The Endocrine Society have revised their clinical practice guideline on identifying adults at higher risk for heart disease and type 2 diabetes.
doctor talking to senior patient
New guidelines recommend that older adults should undergo regular screening for metabolic risk.

The previous edition of the guideline was in 2008. The recent revision looks at metabolic risk in the light of the latest research on blood pressure and blood fats.

The emphasis is on measures to identify and decrease the risk of developing type 2 diabetes and atherosclerotic cardiovascular disease (ASCVD) rather than on defining metabolic syndrome.

ACSVD is a type of heart or artery disease that develops as a result of atherosclerosis, a condition in which fatty deposits build up inside artery walls and cause them to narrow and impede blood flow.
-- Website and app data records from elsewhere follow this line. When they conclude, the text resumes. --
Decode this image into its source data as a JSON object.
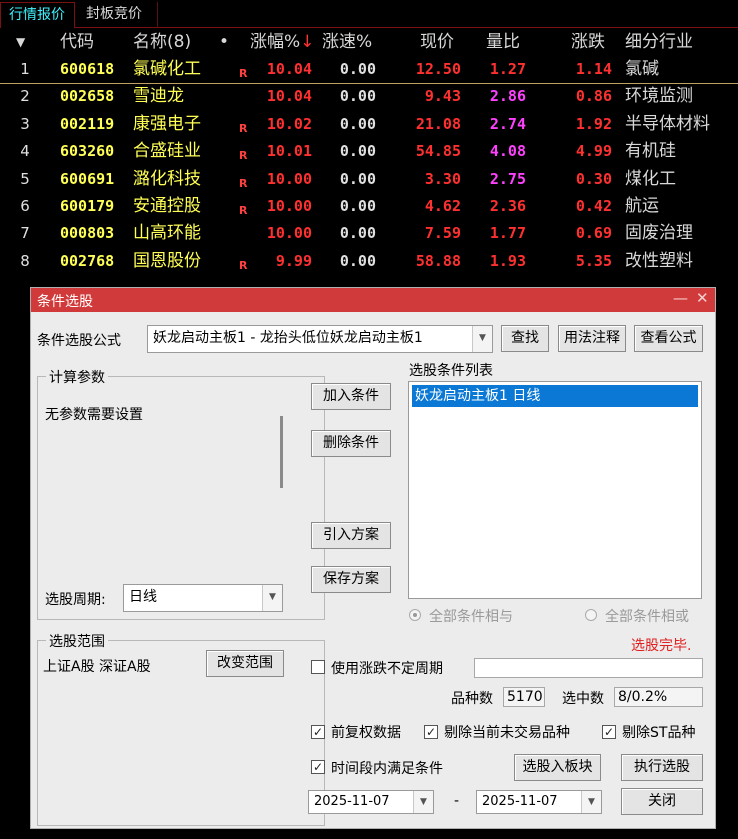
{
  "tabs": [
    {
      "label": "行情报价"
    },
    {
      "label": "封板竞价"
    }
  ],
  "table": {
    "headers": {
      "sort_arrow": "▼",
      "code": "代码",
      "name": "名称(8)",
      "dot": "•",
      "change_pct": "涨幅%",
      "change_sort": "↓",
      "speed": "涨速%",
      "price": "现价",
      "volume_ratio": "量比",
      "rise": "涨跌",
      "industry": "细分行业"
    },
    "rows": [
      {
        "idx": "1",
        "code": "600618",
        "name": "氯碱化工",
        "flag": "R",
        "change_pct": "10.04",
        "speed": "0.00",
        "price": "12.50",
        "volume_ratio": "1.27",
        "vr_color": "red",
        "rise": "1.14",
        "industry": "氯碱"
      },
      {
        "idx": "2",
        "code": "002658",
        "name": "雪迪龙",
        "flag": "",
        "change_pct": "10.04",
        "speed": "0.00",
        "price": "9.43",
        "volume_ratio": "2.86",
        "vr_color": "purple",
        "rise": "0.86",
        "industry": "环境监测"
      },
      {
        "idx": "3",
        "code": "002119",
        "name": "康强电子",
        "flag": "R",
        "change_pct": "10.02",
        "speed": "0.00",
        "price": "21.08",
        "volume_ratio": "2.74",
        "vr_color": "purple",
        "rise": "1.92",
        "industry": "半导体材料"
      },
      {
        "idx": "4",
        "code": "603260",
        "name": "合盛硅业",
        "flag": "R",
        "change_pct": "10.01",
        "speed": "0.00",
        "price": "54.85",
        "volume_ratio": "4.08",
        "vr_color": "purple",
        "rise": "4.99",
        "industry": "有机硅"
      },
      {
        "idx": "5",
        "code": "600691",
        "name": "潞化科技",
        "flag": "R",
        "change_pct": "10.00",
        "speed": "0.00",
        "price": "3.30",
        "volume_ratio": "2.75",
        "vr_color": "purple",
        "rise": "0.30",
        "industry": "煤化工"
      },
      {
        "idx": "6",
        "code": "600179",
        "name": "安通控股",
        "flag": "R",
        "change_pct": "10.00",
        "speed": "0.00",
        "price": "4.62",
        "volume_ratio": "2.36",
        "vr_color": "red",
        "rise": "0.42",
        "industry": "航运"
      },
      {
        "idx": "7",
        "code": "000803",
        "name": "山高环能",
        "flag": "",
        "change_pct": "10.00",
        "speed": "0.00",
        "price": "7.59",
        "volume_ratio": "1.77",
        "vr_color": "red",
        "rise": "0.69",
        "industry": "固废治理"
      },
      {
        "idx": "8",
        "code": "002768",
        "name": "国恩股份",
        "flag": "R",
        "change_pct": "9.99",
        "speed": "0.00",
        "price": "58.88",
        "volume_ratio": "1.93",
        "vr_color": "red",
        "rise": "5.35",
        "industry": "改性塑料"
      }
    ]
  },
  "dialog": {
    "title": "条件选股",
    "minimize_glyph": "—",
    "close_glyph": "✕",
    "formula_label": "条件选股公式",
    "formula_value": "妖龙启动主板1  -  龙抬头低位妖龙启动主板1",
    "find_button": "查找",
    "usage_button": "用法注释",
    "view_formula_button": "查看公式",
    "params_group": "计算参数",
    "params_text": "无参数需要设置",
    "period_label": "选股周期:",
    "period_value": "日线",
    "add_condition_button": "加入条件",
    "delete_condition_button": "删除条件",
    "import_plan_button": "引入方案",
    "save_plan_button": "保存方案",
    "condition_list_label": "选股条件列表",
    "condition_items": [
      "妖龙启动主板1  日线"
    ],
    "radio_and": "全部条件相与",
    "radio_or": "全部条件相或",
    "status_text": "选股完毕.",
    "scope_group": "选股范围",
    "scope_text": "上证A股 深证A股",
    "change_scope_button": "改变范围",
    "use_irregular_period": "使用涨跌不定周期",
    "count_label": "品种数",
    "count_value": "5170",
    "selected_label": "选中数",
    "selected_value": "8/0.2%",
    "forward_adjust": "前复权数据",
    "exclude_untraded": "剔除当前未交易品种",
    "exclude_st": "剔除ST品种",
    "time_range_condition": "时间段内满足条件",
    "to_block_button": "选股入板块",
    "execute_button": "执行选股",
    "date_from": "2025-11-07",
    "date_sep": "-",
    "date_to": "2025-11-07",
    "close_button": "关闭",
    "checkmark": "✓",
    "dropdown_glyph": "▼",
    "colors": {
      "titlebar": "#d13a3a",
      "selection": "#0a78d4",
      "status": "#e02020"
    }
  }
}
This process can lead to stroke and heart attack.

While the focus is on people aged between 40 and 75 years, the guide also applies to older and younger adults.

A recent paper in the Journal of Clinical Endocrinology & Metabolism details the new document.

The recommendations urge doctors to make regular checks of peoples’ blood pressure, waist size, blood sugar, blood fats, and high density lipoprotein (HDL) cholesterol, which people sometimes call good cholesterol.

They urge doctors to measure waist size as a routine part of clinical exams. People should receive blood pressure checks at least every year, but more frequently if blood pressure is high.

The checks are in addition to the usual ones doctors use for assessing heart disease risk, such as smoking, family history, and low density lipoprotein (LDL) cholesterol, or bad cholesterol.

Metabolic risk factors

The measurements assess five metabolic risk factors that can raise a person’s risk of type 2 diabetes and ASCVD.

Waist size is a measure of abdominal fat, a high amount of which can indicate metabolic risk. Similarly, having low levels of HDL cholesterol, elevated blood sugar, and high levels of triglycerides (blood fats) are also potential indicators of metabolic risk.

“Doctors haven’t been doing enough to measure waist circumference,” says Dr. James L. Rosenzweig of the Hebrew Rehabilitation Hospital in Boston, MA, “but it’s essential to identifying patients at metabolic risk earlier and preventing more cases of heart disease and diabetes.”

Dr. Rosenzweig is chair of the panel that developed and wrote the guidelines.

People who have three or more of the five risk factors are at metabolic risk and therefore have a higher chance of developing type 2 diabetes and ASCVD.

The guideline suggests that doctors screen those with one or two risk factors every 3 years and those with three or more on a more frequent basis.

While the revised document discusses new medical options, it emphasizes that doctors should give priority to changing lifestyle and behavior.

Lifestyle and behavior changes

The guideline gives some specific recommendations on lifestyle and behavior changes.

For example, individuals at metabolic risk who have excess weight – according to body mass index (BMI), waist size, or both – should aim to lose 5% or more of their body weight during their first year of adopting a healthful lifestyle.

Another recommendation is that when treating people with prediabetes, doctors should prescribe lifestyle changes to reduce blood sugar before resorting to drug prescription.

Individuals at metabolic risk should also undergo “global assessment of 10-year risk for either coronary heart disease or atherosclerotic cardiovascular disease” to guide decisions on appropriate medical and drug treatments.

“Global risk assessment includes the use of one of the established cardiovascular risk equations,” note the authors.

The purpose of a global risk assessment of a disease is to guide efforts to prevent it by assessing its major risk factors. The risk factor measurements go into an equation that calculates the risk of experiencing a major disease event in a certain period.

For example, a 10-year global risk assessment for coronary heart disease uses equations that bring together risk factors, such as cholesterol levels and blood pressure, to calculate the percentage risk of experiencing a significant health event in the next 10 years.

A 10% global 10-year risk of coronary heart disease, for instance, means that there is a 1 in 10 chance of having a heart attack or dying in the next 10 years.

Future directions and genetic risk

The guideline document also has a section on knowledge gaps that warrant further research.

One such gap concerns the “identification and analysis of genetic markers for metabolic risk” and how they relate to ASCVD and type 2 diabetes.

In an extensive discussion about this topic, the authors conclude that while genetic markers appear able to predict ASCVD and type 2 diabetes, the risk prediction equations have not yet incorporated them.

They also point out that by changing their lifestyle to a more healthful one, a person can reduce the risk of ASCVD and type 2 diabetes “at any level of genetic risk and may have slightly greater benefits for individuals at higher genetic risk.”

Currently, however, there is no data to back up the hypothesis that when people know their genetic risk, they are likely to change behavior and adopt more healthful lifestyles, add the authors.

We emphasize the importance of lifestyle, dietary, and behavioral changes as the first line treatment. However, treatment with medication is appropriate if goals are not met with lifestyle changes alone.”

Dr. James L. Rosenzweig